According to Consumer reports, this unit retails for around $1,400 and installation is around $500. I found these number to be completely off in my area (Delaware). I’m not sure if the price went up on this system recently due to the tax credit or if they priced it out in an area where it’s more readily available however I found the going price for this unit to be around $2,000 online. As for installation, it can vary by installer. I had one local company quote me $4,000 for this unit and they pretty much seemed annoyed when I called to get a price in the first place. This company was actually on AO Smith’s website as a dealer for their product. In the end, I wound up paying approx $3,200 with all the parts / labor. That ends up being a $960 tax deduction for 2009 which makes it in the $2,200 price range. Note, this number changed from my original estimated price as there were some additional parts needed to complete the job (ie expansion tank, 3″ pipe vs 2″ pipe, additional supplies / labor).
Installation is supposed to be just as easy as installing a regular hot water heater with a few exceptions. The power vent needs to be vented through a wall instead of your chimney so you need to be able to run that to the outside. The power vent also needs to be at least 4 feet away from any operating window. In our case the vent is going to run through the laundry room (where the unit will be) in to our garage and out one of the walls of the garage. Due to the distance from the unit, the plumber had to use 3″ PVC instead of 2″. Other than the powered vent, the system hooks up pretty much the same way as a standard unit. In all it took the plumber one day to install the unit and a few hours the next day to check it over / finish the job.

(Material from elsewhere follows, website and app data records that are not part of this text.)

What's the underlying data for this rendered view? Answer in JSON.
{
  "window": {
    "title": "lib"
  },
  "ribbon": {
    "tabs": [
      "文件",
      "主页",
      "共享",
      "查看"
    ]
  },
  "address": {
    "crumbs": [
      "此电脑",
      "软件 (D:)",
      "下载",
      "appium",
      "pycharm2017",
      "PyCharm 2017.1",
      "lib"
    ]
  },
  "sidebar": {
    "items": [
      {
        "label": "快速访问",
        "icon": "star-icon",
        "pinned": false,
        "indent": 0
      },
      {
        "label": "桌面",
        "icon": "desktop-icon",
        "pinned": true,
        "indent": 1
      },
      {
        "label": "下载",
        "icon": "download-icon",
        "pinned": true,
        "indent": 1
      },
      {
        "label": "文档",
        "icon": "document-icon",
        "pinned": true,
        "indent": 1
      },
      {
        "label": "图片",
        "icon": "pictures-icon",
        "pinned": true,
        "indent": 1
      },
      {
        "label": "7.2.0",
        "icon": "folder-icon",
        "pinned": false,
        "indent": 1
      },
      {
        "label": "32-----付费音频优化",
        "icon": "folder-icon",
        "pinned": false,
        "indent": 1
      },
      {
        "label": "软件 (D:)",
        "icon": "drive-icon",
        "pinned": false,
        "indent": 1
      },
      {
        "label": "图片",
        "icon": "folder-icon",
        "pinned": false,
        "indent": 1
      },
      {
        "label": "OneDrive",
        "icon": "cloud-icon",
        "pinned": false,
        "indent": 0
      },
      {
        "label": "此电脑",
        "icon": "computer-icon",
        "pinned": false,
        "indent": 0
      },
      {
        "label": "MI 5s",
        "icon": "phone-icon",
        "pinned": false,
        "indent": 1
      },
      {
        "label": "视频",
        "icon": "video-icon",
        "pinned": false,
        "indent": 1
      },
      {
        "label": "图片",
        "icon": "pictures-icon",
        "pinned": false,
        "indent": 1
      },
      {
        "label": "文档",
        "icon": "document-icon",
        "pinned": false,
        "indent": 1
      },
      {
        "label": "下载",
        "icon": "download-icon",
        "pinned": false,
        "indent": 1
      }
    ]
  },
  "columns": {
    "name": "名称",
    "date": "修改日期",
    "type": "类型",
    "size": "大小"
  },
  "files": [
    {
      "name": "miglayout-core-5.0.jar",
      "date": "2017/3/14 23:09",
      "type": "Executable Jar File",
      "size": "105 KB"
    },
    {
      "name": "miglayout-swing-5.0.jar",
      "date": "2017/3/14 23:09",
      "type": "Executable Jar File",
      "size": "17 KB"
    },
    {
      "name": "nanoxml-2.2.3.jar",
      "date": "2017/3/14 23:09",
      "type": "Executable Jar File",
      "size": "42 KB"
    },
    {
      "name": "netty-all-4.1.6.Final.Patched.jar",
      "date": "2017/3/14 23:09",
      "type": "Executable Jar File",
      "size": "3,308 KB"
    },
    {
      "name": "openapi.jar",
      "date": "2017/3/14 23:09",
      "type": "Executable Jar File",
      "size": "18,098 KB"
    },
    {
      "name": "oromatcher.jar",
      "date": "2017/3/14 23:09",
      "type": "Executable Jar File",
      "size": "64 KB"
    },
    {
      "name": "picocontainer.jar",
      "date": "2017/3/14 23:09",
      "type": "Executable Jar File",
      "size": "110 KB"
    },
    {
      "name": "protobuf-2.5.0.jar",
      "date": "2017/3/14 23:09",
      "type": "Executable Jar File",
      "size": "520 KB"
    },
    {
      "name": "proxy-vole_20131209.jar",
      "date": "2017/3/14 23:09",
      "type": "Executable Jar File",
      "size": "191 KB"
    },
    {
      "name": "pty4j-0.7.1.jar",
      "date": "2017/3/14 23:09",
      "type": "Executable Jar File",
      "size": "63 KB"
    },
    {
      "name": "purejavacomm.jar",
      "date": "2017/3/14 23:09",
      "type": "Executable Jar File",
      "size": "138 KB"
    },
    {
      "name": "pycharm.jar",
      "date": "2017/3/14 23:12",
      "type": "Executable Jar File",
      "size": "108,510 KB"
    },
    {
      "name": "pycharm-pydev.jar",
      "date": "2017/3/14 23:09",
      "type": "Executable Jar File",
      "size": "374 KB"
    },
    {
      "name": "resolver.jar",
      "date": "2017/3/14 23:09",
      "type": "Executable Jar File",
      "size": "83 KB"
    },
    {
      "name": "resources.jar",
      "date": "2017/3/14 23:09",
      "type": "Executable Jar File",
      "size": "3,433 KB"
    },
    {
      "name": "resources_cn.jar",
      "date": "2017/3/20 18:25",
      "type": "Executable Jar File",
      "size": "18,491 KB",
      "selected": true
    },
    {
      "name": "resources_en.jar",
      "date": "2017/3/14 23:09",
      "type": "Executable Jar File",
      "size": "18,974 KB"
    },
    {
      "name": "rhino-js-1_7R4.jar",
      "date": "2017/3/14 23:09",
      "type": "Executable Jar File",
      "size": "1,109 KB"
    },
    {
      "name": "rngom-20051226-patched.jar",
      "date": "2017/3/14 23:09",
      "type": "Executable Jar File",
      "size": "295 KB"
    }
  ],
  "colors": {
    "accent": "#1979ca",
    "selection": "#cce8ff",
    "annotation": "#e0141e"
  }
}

Based on CR’s numbers, they said payback would take approx 15 years however I don’t believe they accounted for the tax credit. They also did not mention the decrease in NOx emmissions which in my book also makes this the only true green choice available in water heaters.
While we wait for the mortgage refinance to go through, which may never happen, we’ve decided to update some things in our house. One of the rooms in the most need of an update is our upstairs bathroom. It has a very PINK tub and the original tile floor / walls. We are trying to find way to go green on this remodel but so far it has proven to be a bit dificult, at least from my initial online research. I’ve been looking through many sites trying to find a vanity that is both environmentally friendly and not extremely over priced.
Here was the suggestion from eHow:
Look for wheatboard bathroom cabinets, which are typically made from wheat straw ad a nontoxic binder. Cabinets made from conventional particleboard and MDF can emit toxic chemicals such as formaldehyde. Cabinets made from supportive, harvested wood are another eco-friendly option.
So far my search for wheatboard bathroom cabinets has turned up very little. I have been able to track down a few bamboo cabinets however I have only seen 4 or 5 different cabinets, none of which were within a reasonable price, in my opinion. I’ll update the site with more information after I check out our local Home Depot to see what green options they have for bathroom vanities.
The 2nd annual Delaware Green Expo will be at the Chase Center on the Riverfront Saturday March 21st from 9am – 5pm. Admission is $7 per person (Kids under 12 are free). As always, I looked for and found a coupon for $2 off. Click through and print out the coupon below.
We went to this last year and got to meet Sara Snow. This year, Ed Begley Jr. is the scheduled speaker. As soon as I see a schedule of events online, I’ll post it here.